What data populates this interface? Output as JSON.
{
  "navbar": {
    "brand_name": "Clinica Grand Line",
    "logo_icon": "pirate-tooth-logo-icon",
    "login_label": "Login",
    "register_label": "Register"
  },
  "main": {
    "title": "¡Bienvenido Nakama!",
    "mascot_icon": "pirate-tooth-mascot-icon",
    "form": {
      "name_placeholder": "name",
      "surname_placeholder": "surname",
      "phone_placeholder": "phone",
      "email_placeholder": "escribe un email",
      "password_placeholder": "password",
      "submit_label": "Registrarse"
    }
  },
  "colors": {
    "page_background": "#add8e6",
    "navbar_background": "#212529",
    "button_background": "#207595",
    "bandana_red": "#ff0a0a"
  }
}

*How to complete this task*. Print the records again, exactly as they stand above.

*Solution to this task*.
What data populates this interface? Output as JSON.
{
  "navbar": {
    "brand_name": "Clinica Grand Line",
    "logo_icon": "pirate-tooth-logo-icon",
    "login_label": "Login",
    "register_label": "Register"
  },
  "main": {
    "title": "¡Bienvenido Nakama!",
    "mascot_icon": "pirate-tooth-mascot-icon",
    "form": {
      "name_placeholder": "name",
      "surname_placeholder": "surname",
      "phone_placeholder": "phone",
      "email_placeholder": "escribe un email",
      "password_placeholder": "password",
      "submit_label": "Registrarse"
    }
  },
  "colors": {
    "page_background": "#add8e6",
    "navbar_background": "#212529",
    "button_background": "#207595",
    "bandana_red": "#ff0a0a"
  }
}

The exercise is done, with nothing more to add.